[Page and application data records]
····················

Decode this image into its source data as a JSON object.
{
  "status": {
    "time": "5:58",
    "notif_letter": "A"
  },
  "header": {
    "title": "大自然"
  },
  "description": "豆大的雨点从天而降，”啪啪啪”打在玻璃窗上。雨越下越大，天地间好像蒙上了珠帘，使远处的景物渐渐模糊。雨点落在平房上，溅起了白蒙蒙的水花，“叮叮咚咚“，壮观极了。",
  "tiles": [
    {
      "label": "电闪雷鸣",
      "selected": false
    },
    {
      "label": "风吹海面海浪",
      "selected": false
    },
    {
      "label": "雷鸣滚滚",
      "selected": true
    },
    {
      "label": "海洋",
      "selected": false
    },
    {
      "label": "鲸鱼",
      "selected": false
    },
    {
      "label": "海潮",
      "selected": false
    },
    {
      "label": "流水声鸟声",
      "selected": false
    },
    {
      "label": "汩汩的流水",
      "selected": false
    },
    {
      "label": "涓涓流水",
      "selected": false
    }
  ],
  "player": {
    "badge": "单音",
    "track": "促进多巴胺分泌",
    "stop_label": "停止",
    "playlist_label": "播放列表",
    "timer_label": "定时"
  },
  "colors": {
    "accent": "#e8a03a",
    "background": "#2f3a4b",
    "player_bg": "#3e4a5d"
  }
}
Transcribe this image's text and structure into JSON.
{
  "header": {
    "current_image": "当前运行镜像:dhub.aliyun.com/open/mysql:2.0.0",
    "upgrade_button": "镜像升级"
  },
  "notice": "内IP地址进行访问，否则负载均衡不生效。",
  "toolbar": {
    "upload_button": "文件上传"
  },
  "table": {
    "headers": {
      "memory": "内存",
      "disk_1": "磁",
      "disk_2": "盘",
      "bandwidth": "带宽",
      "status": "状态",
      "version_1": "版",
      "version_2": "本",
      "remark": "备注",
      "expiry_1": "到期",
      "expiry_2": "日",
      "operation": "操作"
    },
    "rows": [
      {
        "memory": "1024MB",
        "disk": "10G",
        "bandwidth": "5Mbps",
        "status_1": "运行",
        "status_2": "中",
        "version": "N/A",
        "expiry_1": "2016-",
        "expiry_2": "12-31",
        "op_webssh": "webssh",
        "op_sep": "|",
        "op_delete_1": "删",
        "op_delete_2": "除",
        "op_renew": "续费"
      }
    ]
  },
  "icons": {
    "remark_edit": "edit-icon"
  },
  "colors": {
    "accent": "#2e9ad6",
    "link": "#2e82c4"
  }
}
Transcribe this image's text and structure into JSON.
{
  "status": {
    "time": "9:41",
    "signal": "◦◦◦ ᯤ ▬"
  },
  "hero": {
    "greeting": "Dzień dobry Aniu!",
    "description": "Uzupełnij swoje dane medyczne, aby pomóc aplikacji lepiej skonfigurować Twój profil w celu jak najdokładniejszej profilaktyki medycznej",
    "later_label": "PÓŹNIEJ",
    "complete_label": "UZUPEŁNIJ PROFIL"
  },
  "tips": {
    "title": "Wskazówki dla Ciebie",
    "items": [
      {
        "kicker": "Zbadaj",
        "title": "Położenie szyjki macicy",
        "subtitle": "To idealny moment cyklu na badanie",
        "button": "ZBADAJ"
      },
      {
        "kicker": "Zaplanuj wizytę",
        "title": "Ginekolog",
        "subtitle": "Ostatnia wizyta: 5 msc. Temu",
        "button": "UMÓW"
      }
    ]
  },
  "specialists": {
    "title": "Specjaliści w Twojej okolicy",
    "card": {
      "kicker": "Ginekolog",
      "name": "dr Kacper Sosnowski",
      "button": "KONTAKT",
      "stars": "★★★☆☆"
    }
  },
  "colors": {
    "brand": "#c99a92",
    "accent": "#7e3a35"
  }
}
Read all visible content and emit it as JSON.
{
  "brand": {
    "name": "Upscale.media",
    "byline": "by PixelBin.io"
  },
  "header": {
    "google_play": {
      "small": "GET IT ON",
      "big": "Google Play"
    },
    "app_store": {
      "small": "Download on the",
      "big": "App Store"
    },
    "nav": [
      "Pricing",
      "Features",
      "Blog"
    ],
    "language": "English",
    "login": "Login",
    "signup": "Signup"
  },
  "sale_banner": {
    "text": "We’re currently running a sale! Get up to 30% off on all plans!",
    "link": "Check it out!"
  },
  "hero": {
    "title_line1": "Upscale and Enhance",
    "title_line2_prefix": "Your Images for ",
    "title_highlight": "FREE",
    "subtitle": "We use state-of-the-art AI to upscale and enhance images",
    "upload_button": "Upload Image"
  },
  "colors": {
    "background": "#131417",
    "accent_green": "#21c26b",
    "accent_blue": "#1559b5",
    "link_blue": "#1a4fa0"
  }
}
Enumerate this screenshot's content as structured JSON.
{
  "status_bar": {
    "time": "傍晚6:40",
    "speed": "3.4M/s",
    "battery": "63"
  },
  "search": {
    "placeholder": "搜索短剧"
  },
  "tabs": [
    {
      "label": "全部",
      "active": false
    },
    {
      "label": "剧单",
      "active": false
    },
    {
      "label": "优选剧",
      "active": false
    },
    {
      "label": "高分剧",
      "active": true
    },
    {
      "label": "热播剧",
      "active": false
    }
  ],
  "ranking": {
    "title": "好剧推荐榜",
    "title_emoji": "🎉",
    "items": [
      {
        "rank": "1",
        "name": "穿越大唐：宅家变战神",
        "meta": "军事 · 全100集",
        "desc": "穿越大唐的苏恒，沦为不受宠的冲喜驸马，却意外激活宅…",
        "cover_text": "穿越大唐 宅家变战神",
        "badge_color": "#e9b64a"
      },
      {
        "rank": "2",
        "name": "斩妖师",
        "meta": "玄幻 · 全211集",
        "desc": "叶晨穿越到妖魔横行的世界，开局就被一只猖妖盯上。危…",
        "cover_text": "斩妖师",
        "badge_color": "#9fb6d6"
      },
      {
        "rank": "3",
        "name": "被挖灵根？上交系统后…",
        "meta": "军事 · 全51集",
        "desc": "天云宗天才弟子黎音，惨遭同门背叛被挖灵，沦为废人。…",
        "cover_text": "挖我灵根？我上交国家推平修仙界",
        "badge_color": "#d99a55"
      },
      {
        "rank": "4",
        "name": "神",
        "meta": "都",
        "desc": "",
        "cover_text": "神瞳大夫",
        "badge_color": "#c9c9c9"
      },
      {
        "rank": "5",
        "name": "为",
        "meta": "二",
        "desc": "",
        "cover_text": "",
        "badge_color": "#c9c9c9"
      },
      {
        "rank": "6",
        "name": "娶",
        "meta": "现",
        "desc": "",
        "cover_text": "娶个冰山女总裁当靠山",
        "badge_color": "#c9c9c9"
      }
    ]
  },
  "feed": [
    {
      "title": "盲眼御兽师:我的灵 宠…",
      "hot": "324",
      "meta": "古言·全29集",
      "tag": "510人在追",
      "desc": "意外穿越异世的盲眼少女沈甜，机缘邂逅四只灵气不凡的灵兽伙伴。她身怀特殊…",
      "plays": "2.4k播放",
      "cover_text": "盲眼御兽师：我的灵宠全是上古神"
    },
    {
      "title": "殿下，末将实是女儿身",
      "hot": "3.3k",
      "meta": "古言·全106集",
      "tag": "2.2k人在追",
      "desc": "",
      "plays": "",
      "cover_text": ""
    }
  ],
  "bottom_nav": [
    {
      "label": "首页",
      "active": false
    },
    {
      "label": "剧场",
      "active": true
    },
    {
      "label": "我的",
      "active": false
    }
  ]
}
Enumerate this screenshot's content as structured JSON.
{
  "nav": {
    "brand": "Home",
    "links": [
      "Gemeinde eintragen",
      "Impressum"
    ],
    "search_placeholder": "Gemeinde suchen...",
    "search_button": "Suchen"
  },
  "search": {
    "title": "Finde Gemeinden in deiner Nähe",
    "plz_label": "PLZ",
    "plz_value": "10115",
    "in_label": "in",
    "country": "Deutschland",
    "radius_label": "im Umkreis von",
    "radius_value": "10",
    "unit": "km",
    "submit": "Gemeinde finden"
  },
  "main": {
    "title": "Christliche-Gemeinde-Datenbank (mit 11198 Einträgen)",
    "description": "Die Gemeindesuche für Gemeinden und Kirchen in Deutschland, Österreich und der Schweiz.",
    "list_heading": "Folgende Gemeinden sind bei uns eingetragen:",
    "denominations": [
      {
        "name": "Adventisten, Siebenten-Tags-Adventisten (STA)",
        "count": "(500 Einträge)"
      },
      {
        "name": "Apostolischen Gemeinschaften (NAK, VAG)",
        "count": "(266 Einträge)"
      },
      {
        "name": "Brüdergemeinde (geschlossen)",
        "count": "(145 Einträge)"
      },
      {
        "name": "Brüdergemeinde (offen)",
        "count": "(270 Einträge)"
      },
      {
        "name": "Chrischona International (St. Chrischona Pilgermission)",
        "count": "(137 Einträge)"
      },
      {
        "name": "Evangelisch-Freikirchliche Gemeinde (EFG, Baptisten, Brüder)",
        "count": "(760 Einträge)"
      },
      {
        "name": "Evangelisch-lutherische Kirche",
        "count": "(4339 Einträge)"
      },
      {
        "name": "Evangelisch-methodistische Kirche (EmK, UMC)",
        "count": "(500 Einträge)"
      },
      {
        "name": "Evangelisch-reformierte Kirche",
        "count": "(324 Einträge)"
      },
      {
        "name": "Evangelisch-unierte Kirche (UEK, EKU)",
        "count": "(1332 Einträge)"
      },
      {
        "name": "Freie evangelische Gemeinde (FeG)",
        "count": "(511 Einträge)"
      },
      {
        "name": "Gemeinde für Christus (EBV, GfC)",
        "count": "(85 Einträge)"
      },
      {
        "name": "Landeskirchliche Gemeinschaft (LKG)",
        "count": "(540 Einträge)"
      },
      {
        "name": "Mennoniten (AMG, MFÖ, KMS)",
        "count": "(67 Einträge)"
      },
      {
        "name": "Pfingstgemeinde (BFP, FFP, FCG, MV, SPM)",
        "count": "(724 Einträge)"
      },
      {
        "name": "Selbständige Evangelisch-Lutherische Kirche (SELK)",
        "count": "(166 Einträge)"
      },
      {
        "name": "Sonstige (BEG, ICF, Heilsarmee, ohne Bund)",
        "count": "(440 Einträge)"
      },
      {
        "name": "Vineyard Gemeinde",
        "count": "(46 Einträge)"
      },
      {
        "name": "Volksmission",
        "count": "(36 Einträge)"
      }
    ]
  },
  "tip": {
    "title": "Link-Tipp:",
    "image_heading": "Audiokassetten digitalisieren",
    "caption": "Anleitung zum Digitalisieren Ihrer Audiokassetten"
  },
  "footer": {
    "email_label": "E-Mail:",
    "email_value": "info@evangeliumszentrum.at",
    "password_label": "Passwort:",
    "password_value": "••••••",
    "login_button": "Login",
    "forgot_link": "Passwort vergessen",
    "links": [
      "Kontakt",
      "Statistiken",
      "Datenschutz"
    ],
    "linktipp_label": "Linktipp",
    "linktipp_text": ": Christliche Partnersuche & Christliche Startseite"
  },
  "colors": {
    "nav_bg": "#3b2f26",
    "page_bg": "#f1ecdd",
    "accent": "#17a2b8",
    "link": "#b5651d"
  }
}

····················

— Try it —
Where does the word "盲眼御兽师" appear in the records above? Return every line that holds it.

— Reply —
      "title": "盲眼御兽师:我的灵 宠…",
      "cover_text": "盲眼御兽师：我的灵宠全是上古神"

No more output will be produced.